Aim of the exercise:
Within the listing, each line that has the string "icon" should be copied.

Dataset entries:

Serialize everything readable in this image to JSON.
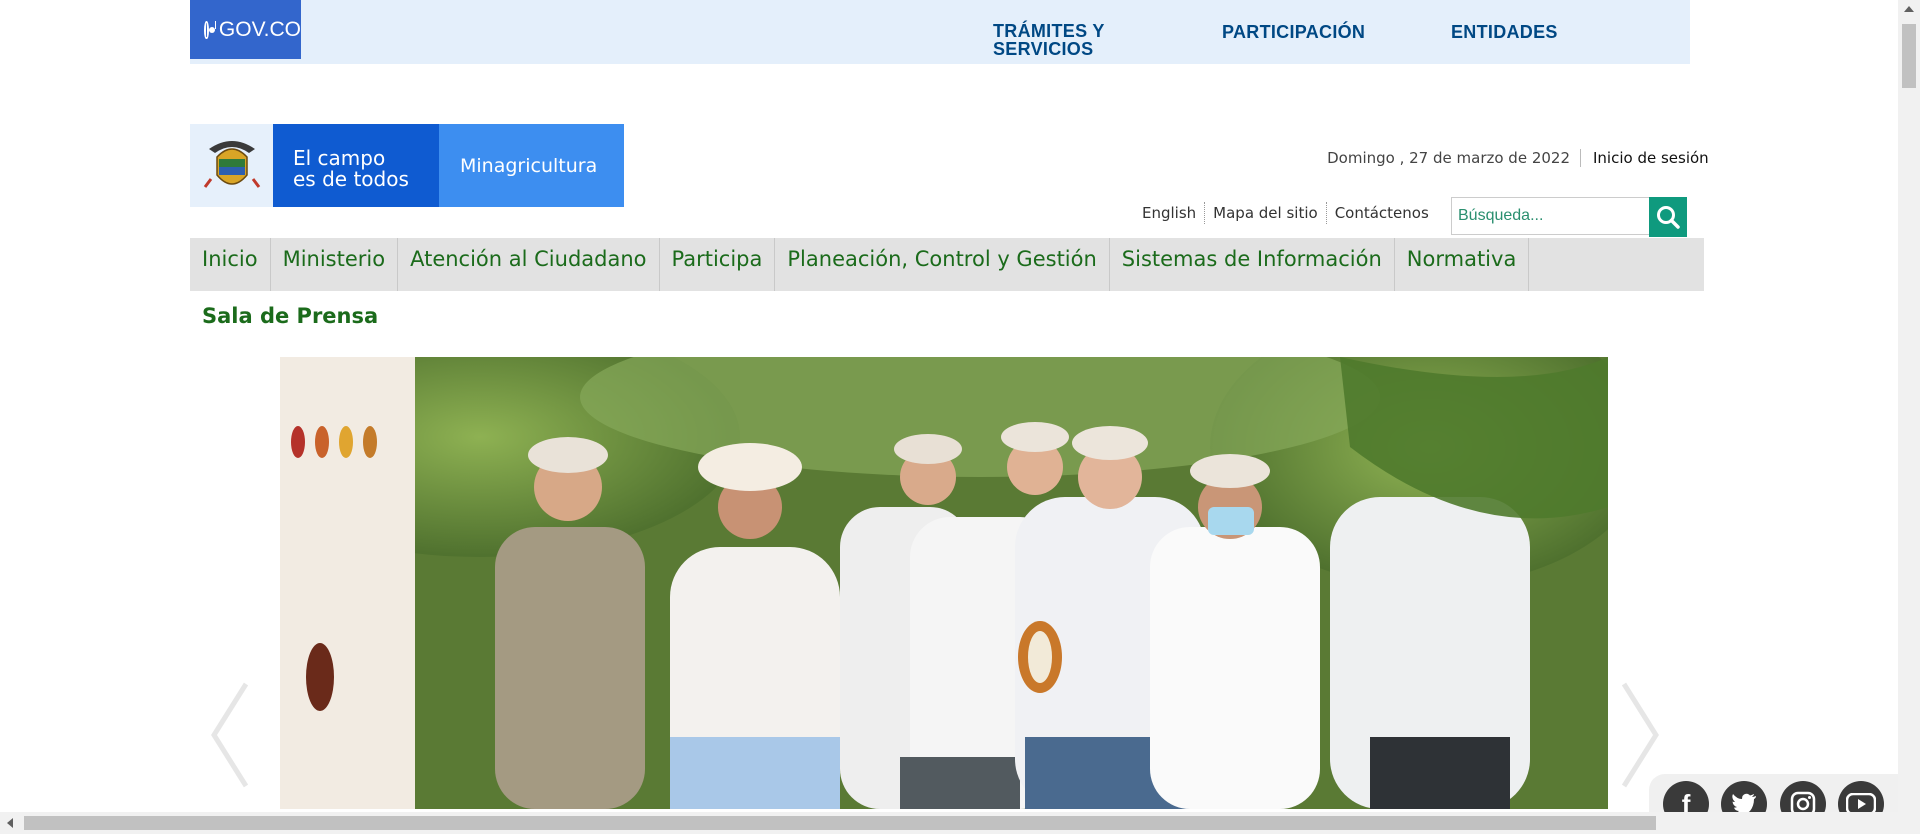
{
  "govbar": {
    "logo_text": "GOV.CO",
    "nav": [
      "TRÁMITES Y SERVICIOS",
      "PARTICIPACIÓN",
      "ENTIDADES"
    ]
  },
  "header": {
    "brand_line1": "El campo",
    "brand_line2": "es de todos",
    "ministry": "Minagricultura",
    "date": "Domingo , 27 de marzo de 2022",
    "login": "Inicio de sesión",
    "util_links": [
      "English",
      "Mapa del sitio",
      "Contáctenos"
    ],
    "search_placeholder": "Búsqueda..."
  },
  "main_nav": [
    "Inicio",
    "Ministerio",
    "Atención al Ciudadano",
    "Participa",
    "Planeación, Control y Gestión",
    "Sistemas de Información",
    "Normativa"
  ],
  "section_title": "Sala de Prensa",
  "social": [
    "facebook-icon",
    "twitter-icon",
    "instagram-icon",
    "youtube-icon"
  ],
  "colors": {
    "gov_blue": "#3366cc",
    "gov_nav_text": "#004884",
    "nav_green": "#1b6b1b",
    "search_button": "#0f9a7e",
    "brand_blue": "#0f5bd1",
    "brand_light_blue": "#3d8ef0"
  }
}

Answer:
    "facebook-icon",
    "twitter-icon",
    "instagram-icon",
    "youtube-icon"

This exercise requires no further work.